“This is the first human mutation directly linked to seasonal affective disorder, and the first clear sign of a mechanism that could link sleep to mood disorders,” study coauthor Louis Ptáček, a UCSF neurologist, said in a statement.
Researchers have been searching for molecular links between mood and the circadian clock for years. But Ptáček, UCSF’s Ying-Hu Fu, and a host of colleagues hit pay day when they found two rare variants of thePERIOD3 (PER3) gene in study participants who suffered both SAD and a sleep disruption disorder known as familial advanced sleep phase (FASP). People with FASP commence sleeping very early in the evening and wake up in the wee hours of the morning. “The identification of a mutation in PER3 with such a strong effect on mood is remarkable,” Michael McCarthy, a neurobiologist at the Veterans’ Affairs San Diego Healthcare System and the University of California, San Diego, who was not involved with the study toldScience. “It suggests an important role for the circadian clock in determining mood.”
The scientists also introduced the mutated form of PER3 into mice and then altered lighting conditions to mimic changing seasons.
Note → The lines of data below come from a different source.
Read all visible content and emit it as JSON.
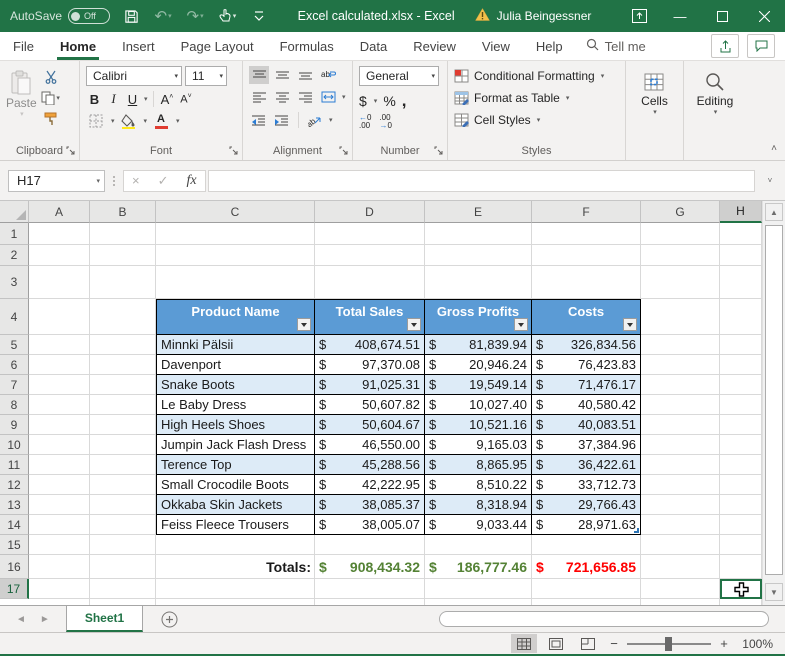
{
  "titlebar": {
    "autosave_label": "AutoSave",
    "autosave_state": "Off",
    "title": "Excel calculated.xlsx  -  Excel",
    "user_name": "Julia Beingessner"
  },
  "ribbon_tabs": [
    "File",
    "Home",
    "Insert",
    "Page Layout",
    "Formulas",
    "Data",
    "Review",
    "View",
    "Help"
  ],
  "search": {
    "tell_me_label": "Tell me"
  },
  "ribbon": {
    "clipboard": {
      "label": "Clipboard",
      "paste_label": "Paste"
    },
    "font": {
      "label": "Font",
      "font_name": "Calibri",
      "font_size": "11",
      "bold": "B",
      "italic": "I",
      "underline": "U",
      "grow": "A",
      "shrink": "A",
      "color_a": "A"
    },
    "alignment": {
      "label": "Alignment"
    },
    "number": {
      "label": "Number",
      "format_value": "General",
      "currency": "$",
      "percent": "%",
      "comma": ","
    },
    "styles": {
      "label": "Styles",
      "items": [
        "Conditional Formatting",
        "Format as Table",
        "Cell Styles"
      ]
    },
    "cells": {
      "label": "Cells"
    },
    "editing": {
      "label": "Editing"
    }
  },
  "formula_bar": {
    "name_box": "H17",
    "fx_label": "fx",
    "formula_value": ""
  },
  "grid": {
    "columns": [
      "A",
      "B",
      "C",
      "D",
      "E",
      "F",
      "G",
      "H"
    ],
    "rows": [
      "1",
      "2",
      "3",
      "4",
      "5",
      "6",
      "7",
      "8",
      "9",
      "10",
      "11",
      "12",
      "13",
      "14",
      "15",
      "16",
      "17"
    ],
    "selected_cell": "H17",
    "selected_column": "H",
    "selected_row": "17"
  },
  "table": {
    "headers": [
      "Product Name",
      "Total Sales",
      "Gross Profits",
      "Costs"
    ],
    "currency": "$",
    "rows": [
      {
        "name": "Minnki Pälsii",
        "sales": "408,674.51",
        "profit": "81,839.94",
        "cost": "326,834.56"
      },
      {
        "name": "Davenport",
        "sales": "97,370.08",
        "profit": "20,946.24",
        "cost": "76,423.83"
      },
      {
        "name": "Snake Boots",
        "sales": "91,025.31",
        "profit": "19,549.14",
        "cost": "71,476.17"
      },
      {
        "name": "Le Baby Dress",
        "sales": "50,607.82",
        "profit": "10,027.40",
        "cost": "40,580.42"
      },
      {
        "name": "High Heels Shoes",
        "sales": "50,604.67",
        "profit": "10,521.16",
        "cost": "40,083.51"
      },
      {
        "name": "Jumpin Jack Flash Dress",
        "sales": "46,550.00",
        "profit": "9,165.03",
        "cost": "37,384.96"
      },
      {
        "name": "Terence Top",
        "sales": "45,288.56",
        "profit": "8,865.95",
        "cost": "36,422.61"
      },
      {
        "name": "Small Crocodile Boots",
        "sales": "42,222.95",
        "profit": "8,510.22",
        "cost": "33,712.73"
      },
      {
        "name": "Okkaba Skin Jackets",
        "sales": "38,085.37",
        "profit": "8,318.94",
        "cost": "29,766.43"
      },
      {
        "name": "Feiss Fleece Trousers",
        "sales": "38,005.07",
        "profit": "9,033.44",
        "cost": "28,971.63"
      }
    ],
    "totals_label": "Totals:",
    "totals": {
      "sales": "908,434.32",
      "profit": "186,777.46",
      "cost": "721,656.85"
    }
  },
  "sheet_tabs": {
    "active_tab": "Sheet1"
  },
  "status_bar": {
    "zoom_level": "100%"
  },
  "colors": {
    "excel_green": "#217346",
    "table_header_blue": "#5B9BD5",
    "banded_row_blue": "#DDEBF7",
    "totals_green": "#548235",
    "totals_red": "#FF0000"
  }
}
The model mice slept and behaved normally when their days and nights were of equal length, but developed depression-like symptoms as nights became longer than days.
The researchers also mutated the PER3 gene in isolated cells in vitro, finding that those cells produced far less PER3 protein than did control ones.
“It’s an exciting time,” Fu said in a statement. “People have known for decades that light and mood were linked, but this is our first real finger-hold on the problem.”